Depending on the specific licence and circumstances, there may also be a condition requiring that the majority (or some other, fixed proportion) of the grapes used in the production of the wine to be sold be sourced from the licensee’s vineyard.


Victoria – Wine and Beer Producer’s Licence, Renewable Limited Licence

The category of licence intended for use by cellar door operators is the “Wine and Beer Producer’s Licence” (which replaced the former “Vigneron’s Licence” category).  Further, in some circumstances, a “Renewable Limited Licence” might be used for a cellar door business.

Under a Wine and Beer Producer’s Licence, “off premise” sales (and, in some cases, on-premise sales) will be limited to the “licensee’s product”.  In the case of wine, “licensee’s product” is wine which:

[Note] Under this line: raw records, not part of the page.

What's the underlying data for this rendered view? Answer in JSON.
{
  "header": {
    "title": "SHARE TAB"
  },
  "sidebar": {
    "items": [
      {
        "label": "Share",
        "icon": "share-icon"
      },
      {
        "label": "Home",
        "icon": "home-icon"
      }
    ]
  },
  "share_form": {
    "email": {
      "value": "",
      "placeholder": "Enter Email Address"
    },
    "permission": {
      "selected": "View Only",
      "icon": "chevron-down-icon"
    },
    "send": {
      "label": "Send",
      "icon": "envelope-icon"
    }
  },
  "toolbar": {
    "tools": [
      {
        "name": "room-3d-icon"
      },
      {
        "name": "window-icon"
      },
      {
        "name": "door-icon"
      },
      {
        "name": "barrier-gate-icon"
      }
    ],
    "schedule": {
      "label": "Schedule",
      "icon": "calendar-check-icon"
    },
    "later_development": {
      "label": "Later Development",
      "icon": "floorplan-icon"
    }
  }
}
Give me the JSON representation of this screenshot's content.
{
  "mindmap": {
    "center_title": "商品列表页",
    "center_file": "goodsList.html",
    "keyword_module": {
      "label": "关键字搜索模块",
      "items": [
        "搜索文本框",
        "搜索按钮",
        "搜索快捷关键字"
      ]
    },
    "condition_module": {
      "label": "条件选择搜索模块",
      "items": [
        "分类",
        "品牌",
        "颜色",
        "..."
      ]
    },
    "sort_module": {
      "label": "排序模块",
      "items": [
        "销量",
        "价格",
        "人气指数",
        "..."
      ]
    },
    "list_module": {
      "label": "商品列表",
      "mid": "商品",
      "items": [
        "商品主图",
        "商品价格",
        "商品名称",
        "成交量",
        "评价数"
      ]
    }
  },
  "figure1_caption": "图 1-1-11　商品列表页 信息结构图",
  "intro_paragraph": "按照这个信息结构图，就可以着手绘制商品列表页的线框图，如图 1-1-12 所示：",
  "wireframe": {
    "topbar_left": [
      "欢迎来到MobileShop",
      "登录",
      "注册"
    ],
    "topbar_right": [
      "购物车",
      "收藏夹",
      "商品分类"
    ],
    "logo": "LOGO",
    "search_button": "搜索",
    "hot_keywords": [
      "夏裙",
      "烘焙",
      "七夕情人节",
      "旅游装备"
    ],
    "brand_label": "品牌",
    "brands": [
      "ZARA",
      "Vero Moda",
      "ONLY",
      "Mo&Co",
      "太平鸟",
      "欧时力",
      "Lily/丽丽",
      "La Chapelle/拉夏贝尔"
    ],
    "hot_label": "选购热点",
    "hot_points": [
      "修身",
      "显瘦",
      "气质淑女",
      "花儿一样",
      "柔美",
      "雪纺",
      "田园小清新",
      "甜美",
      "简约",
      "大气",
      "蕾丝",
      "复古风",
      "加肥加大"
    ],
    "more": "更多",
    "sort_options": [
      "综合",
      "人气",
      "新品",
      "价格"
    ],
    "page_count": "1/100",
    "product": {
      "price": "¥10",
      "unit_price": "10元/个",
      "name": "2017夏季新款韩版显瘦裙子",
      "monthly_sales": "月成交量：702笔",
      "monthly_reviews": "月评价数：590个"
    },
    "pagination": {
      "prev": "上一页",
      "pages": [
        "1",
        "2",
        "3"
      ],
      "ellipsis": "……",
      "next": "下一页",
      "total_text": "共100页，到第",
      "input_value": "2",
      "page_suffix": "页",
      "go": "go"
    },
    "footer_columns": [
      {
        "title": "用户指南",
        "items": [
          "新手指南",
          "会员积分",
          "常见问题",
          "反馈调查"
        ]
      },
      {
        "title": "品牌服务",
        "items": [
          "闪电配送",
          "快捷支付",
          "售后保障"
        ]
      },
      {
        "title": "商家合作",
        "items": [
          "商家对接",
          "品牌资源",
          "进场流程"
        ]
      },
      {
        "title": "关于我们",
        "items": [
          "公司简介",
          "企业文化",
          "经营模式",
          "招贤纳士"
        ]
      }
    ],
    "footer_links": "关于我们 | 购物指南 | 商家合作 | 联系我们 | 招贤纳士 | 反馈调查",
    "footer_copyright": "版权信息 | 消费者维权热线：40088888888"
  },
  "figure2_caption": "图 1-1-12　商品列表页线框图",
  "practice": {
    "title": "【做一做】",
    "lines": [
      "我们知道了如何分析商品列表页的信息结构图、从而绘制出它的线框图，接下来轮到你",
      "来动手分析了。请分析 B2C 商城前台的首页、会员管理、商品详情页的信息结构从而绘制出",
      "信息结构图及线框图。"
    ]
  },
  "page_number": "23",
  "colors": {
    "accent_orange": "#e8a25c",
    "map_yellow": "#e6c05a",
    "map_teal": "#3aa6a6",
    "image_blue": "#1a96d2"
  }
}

(a)    has been made from fruit grown by the licensee and the licensee has assumed the financial risk of the production; or

(b)    has been made under the direction of the licensee from fruit grown in Australia that was not grown by the licensee and the licensee has assumed the financial risk of the production.

Aside from the Wine and Beer Producer’s Licence (and, formerly, the Vigneron’s Licence) some producers operate their cellar door under a Renewable Limited Licence, which typically have conditions which restrict the liquor which can be sold – for example, “wine produced from grapes grown by the licensee”.


Western Australia - Producer’s Licence

In Western Australia, the relevant licence category is that of “Producer’s Licence”.

A Producer’s Licence allows the sale of “liquor produced by the licensee”.  For wine, this means wine:

(a)    fermented by, or under the control or direction of, the licensee or

(b)    if, in the case of wine produced by blending, all the wine used was fermented from produce grown or produced in Australia.


Back to: Developing index / Toolkit index